Tue, 11 May 2010

One of the most interesting pieces of work shown at the recent Milan Design Week was 'The Dwelling Lab', collaboration between BMW, Flos Lighting and Kvadrat fabrics. Artists Patricia Urquiola and Guilio Ridolfo were commissioned to effectively turn a BMW 5 Series GT inside out.

The car is 'exploded' - with five giant cone-like structures growing out of the windscreen, door openings etc. The interior of the car itself has been covered using a range of existing Kadvart materials, which the designers adapted through a special padded/layering technique, for the in-car application.

Ridolfo explains: "The inside of the car is normally a restricted space. We wanted to make something more touchy inside, more warm." Of particular note are the additional elements Urquiola has designed for the interior: "We developed a little element (neck rest) for sleeping - I don't know why cars don't automatically have this. We built a system of seat-back multipockets, because I need these in a car - to store all the rubbish I take and create on long journeys!"

The overall effect is to create a soft, calm, monochromatic interior - an inviting place to curl up and spend time. Outside of the 5 Series interior itself, the inner surfaces of the cone structures are adorned with articles that the designers found in their own cars, or typically carry with them on journeys.

The project - which came about after a chance meeting between BMW's Adrian Van Hooydonk and Kvadrat CEO Anders Byriel - is an interesting installation in its own right, creating an object which feels part architecture, part furniture and part sculpture. Viewed from one perspective, it is an interesting commentary on the changing role and importance of the automotive interior.

"The main focus is the interior - the exterior form is secondary", Byriel suggests of the project. This much is arguably true of automotive design, too.

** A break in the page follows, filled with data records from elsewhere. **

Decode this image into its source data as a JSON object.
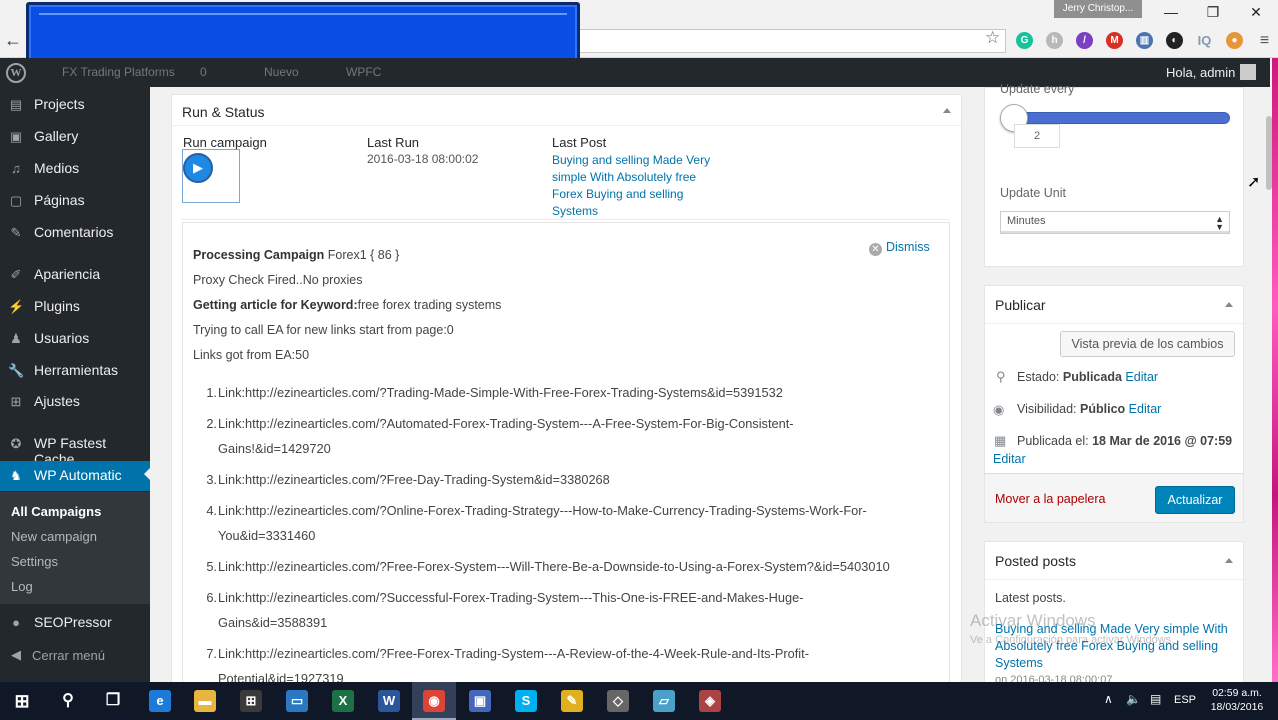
{
  "browser": {
    "profile_name": "Jerry Christop...",
    "controls": {
      "minimize": "—",
      "maximize": "❐",
      "close": "✕"
    },
    "back": "←",
    "bookmark": "☆",
    "extensions": [
      {
        "icon": "grammarly-icon",
        "glyph": "G",
        "color": "#15c39a"
      },
      {
        "icon": "honey-icon",
        "glyph": "h",
        "color": "#b8b8b8"
      },
      {
        "icon": "pen-icon",
        "glyph": "/",
        "color": "#7b3fc4"
      },
      {
        "icon": "gmail-icon",
        "glyph": "M",
        "color": "#d93025"
      },
      {
        "icon": "printer-icon",
        "glyph": "▥",
        "color": "#4a73b5"
      },
      {
        "icon": "circle-icon",
        "glyph": "◐",
        "color": "#222222"
      },
      {
        "icon": "iq-icon",
        "glyph": "IQ",
        "color": "#8899aa"
      },
      {
        "icon": "cookie-icon",
        "glyph": "●",
        "color": "#e8963a"
      },
      {
        "icon": "menu-icon",
        "glyph": "≡",
        "color": "#555555"
      }
    ]
  },
  "adminbar": {
    "logo": "W",
    "site": "FX Trading Platforms",
    "comments": "0",
    "new": "Nuevo",
    "wpfc": "WPFC",
    "howdy": "Hola, admin"
  },
  "sidebar": {
    "items": [
      {
        "label": "Projects",
        "icon": "▤"
      },
      {
        "label": "Gallery",
        "icon": "▣"
      },
      {
        "label": "Medios",
        "icon": "♫"
      },
      {
        "label": "Páginas",
        "icon": "▢"
      },
      {
        "label": "Comentarios",
        "icon": "✎"
      },
      {
        "label": "Apariencia",
        "icon": "✐"
      },
      {
        "label": "Plugins",
        "icon": "⚡"
      },
      {
        "label": "Usuarios",
        "icon": "♟"
      },
      {
        "label": "Herramientas",
        "icon": "🔧"
      },
      {
        "label": "Ajustes",
        "icon": "⊞"
      },
      {
        "label": "WP Fastest Cache",
        "icon": "✪"
      },
      {
        "label": "WP Automatic",
        "icon": "♞"
      }
    ],
    "submenu": [
      "All Campaigns",
      "New campaign",
      "Settings",
      "Log"
    ],
    "seopressor": "SEOPressor",
    "collapse": "Cerrar menú",
    "collapse_icon": "◀"
  },
  "run_status": {
    "title": "Run & Status",
    "run_campaign": "Run campaign",
    "last_run_label": "Last Run",
    "last_run_value": "2016-03-18 08:00:02",
    "last_post_label": "Last Post",
    "last_post_lines": [
      "Buying and selling Made Very",
      "simple With Absolutely free",
      "Forex Buying and selling",
      "Systems"
    ],
    "play": "▶"
  },
  "log": {
    "dismiss": "Dismiss",
    "dismiss_icon": "✕",
    "line1_bold": "Processing Campaign",
    "line1_rest": " Forex1 { 86 }",
    "line2": "Proxy Check Fired..No proxies",
    "line3_bold": "Getting article for Keyword:",
    "line3_rest": "free forex trading systems",
    "line4": "Trying to call EA for new links start from page:0",
    "line5": "Links got from EA:50",
    "links": [
      {
        "num": "1.",
        "lines": [
          "Link:http://ezinearticles.com/?Trading-Made-Simple-With-Free-Forex-Trading-Systems&id=5391532"
        ]
      },
      {
        "num": "2.",
        "lines": [
          "Link:http://ezinearticles.com/?Automated-Forex-Trading-System---A-Free-System-For-Big-Consistent-",
          "Gains!&id=1429720"
        ]
      },
      {
        "num": "3.",
        "lines": [
          "Link:http://ezinearticles.com/?Free-Day-Trading-System&id=3380268"
        ]
      },
      {
        "num": "4.",
        "lines": [
          "Link:http://ezinearticles.com/?Online-Forex-Trading-Strategy---How-to-Make-Currency-Trading-Systems-Work-For-",
          "You&id=3331460"
        ]
      },
      {
        "num": "5.",
        "lines": [
          "Link:http://ezinearticles.com/?Free-Forex-System---Will-There-Be-a-Downside-to-Using-a-Forex-System?&id=5403010"
        ]
      },
      {
        "num": "6.",
        "lines": [
          "Link:http://ezinearticles.com/?Successful-Forex-Trading-System---This-One-is-FREE-and-Makes-Huge-",
          "Gains&id=3588391"
        ]
      },
      {
        "num": "7.",
        "lines": [
          "Link:http://ezinearticles.com/?Free-Forex-Trading-System---A-Review-of-the-4-Week-Rule-and-Its-Profit-",
          "Potential&id=1927319"
        ]
      }
    ]
  },
  "schedule": {
    "update_every_label": "Update every",
    "update_every_value": "2",
    "update_every_fraction": 0.0,
    "update_unit_label": "Update Unit",
    "update_unit_value": "Minutes",
    "select_caret": "▲▼"
  },
  "publish": {
    "title": "Publicar",
    "preview": "Vista previa de los cambios",
    "status_label": "Estado: ",
    "status_value": "Publicada",
    "visibility_label": "Visibilidad: ",
    "visibility_value": "Público",
    "published_label": "Publicada el: ",
    "published_value": "18 Mar de 2016 @ 07:59",
    "edit": "Editar",
    "trash": "Mover a la papelera",
    "update": "Actualizar",
    "pin_icon": "⚲",
    "eye_icon": "◉",
    "calendar_icon": "▦"
  },
  "posted": {
    "title": "Posted posts",
    "latest": "Latest posts.",
    "post_lines": [
      "Buying and selling Made Very simple With",
      "Absolutely free Forex Buying and selling",
      "Systems"
    ],
    "post_date": "on 2016-03-18 08:00:07"
  },
  "watermark": {
    "line1": "Activar Windows",
    "line2": "Ve a Configuración para activar Windows."
  },
  "taskbar": {
    "start": "⊞",
    "search": "⚲",
    "taskview": "❐",
    "apps": [
      {
        "icon": "edge-icon",
        "glyph": "e",
        "color": "#1e7ad9"
      },
      {
        "icon": "explorer-icon",
        "glyph": "▬",
        "color": "#e8b640"
      },
      {
        "icon": "store-icon",
        "glyph": "⊞",
        "color": "#3a3a3a"
      },
      {
        "icon": "monitor-icon",
        "glyph": "▭",
        "color": "#2a78c2"
      },
      {
        "icon": "excel-icon",
        "glyph": "X",
        "color": "#1e7145"
      },
      {
        "icon": "word-icon",
        "glyph": "W",
        "color": "#2b579a"
      },
      {
        "icon": "chrome-icon",
        "glyph": "◉",
        "color": "#db4437"
      },
      {
        "icon": "remote-icon",
        "glyph": "▣",
        "color": "#4466bb"
      },
      {
        "icon": "skype-icon",
        "glyph": "S",
        "color": "#00aff0"
      },
      {
        "icon": "pencil-icon",
        "glyph": "✎",
        "color": "#e0b020"
      },
      {
        "icon": "box-icon",
        "glyph": "◇",
        "color": "#666666"
      },
      {
        "icon": "tablet-icon",
        "glyph": "▱",
        "color": "#4aa0c8"
      },
      {
        "icon": "tool-icon",
        "glyph": "◈",
        "color": "#aa4444"
      }
    ],
    "tray_up": "∧",
    "tray_sound": "🔈",
    "tray_msg": "▤",
    "lang": "ESP",
    "time": "02:59 a.m.",
    "date": "18/03/2016"
  }
}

As people spend longer inside of their cars, interior design priorities have increased - it is the area we currently see most change, and indeed, many cars are now jokingly referred to as living rooms on wheels.

Perhaps Urquiola and Ridolfo's concept is also a subtle hint - most profoundly obvious in elements such as the neck rest and seat-back multipocket - that modern car interiors are often still not what they should be. The limited palettes of (mostly hard) materials and the prioritizing of a cool appearance over ultimate everyday practicality is currently the norm in modern day cars.

More than anything else, 'The Dwelling Lab' feels like a challenge to come up with the next great innovation in car interior design - for designers to finally go beyond the cup holder.

Related Articles:
Show Review: Milan Design Week 2009 
Show Review: Milan Design Week 2008 
Show Review: Milan Design Week 2007 

By Joe Simpson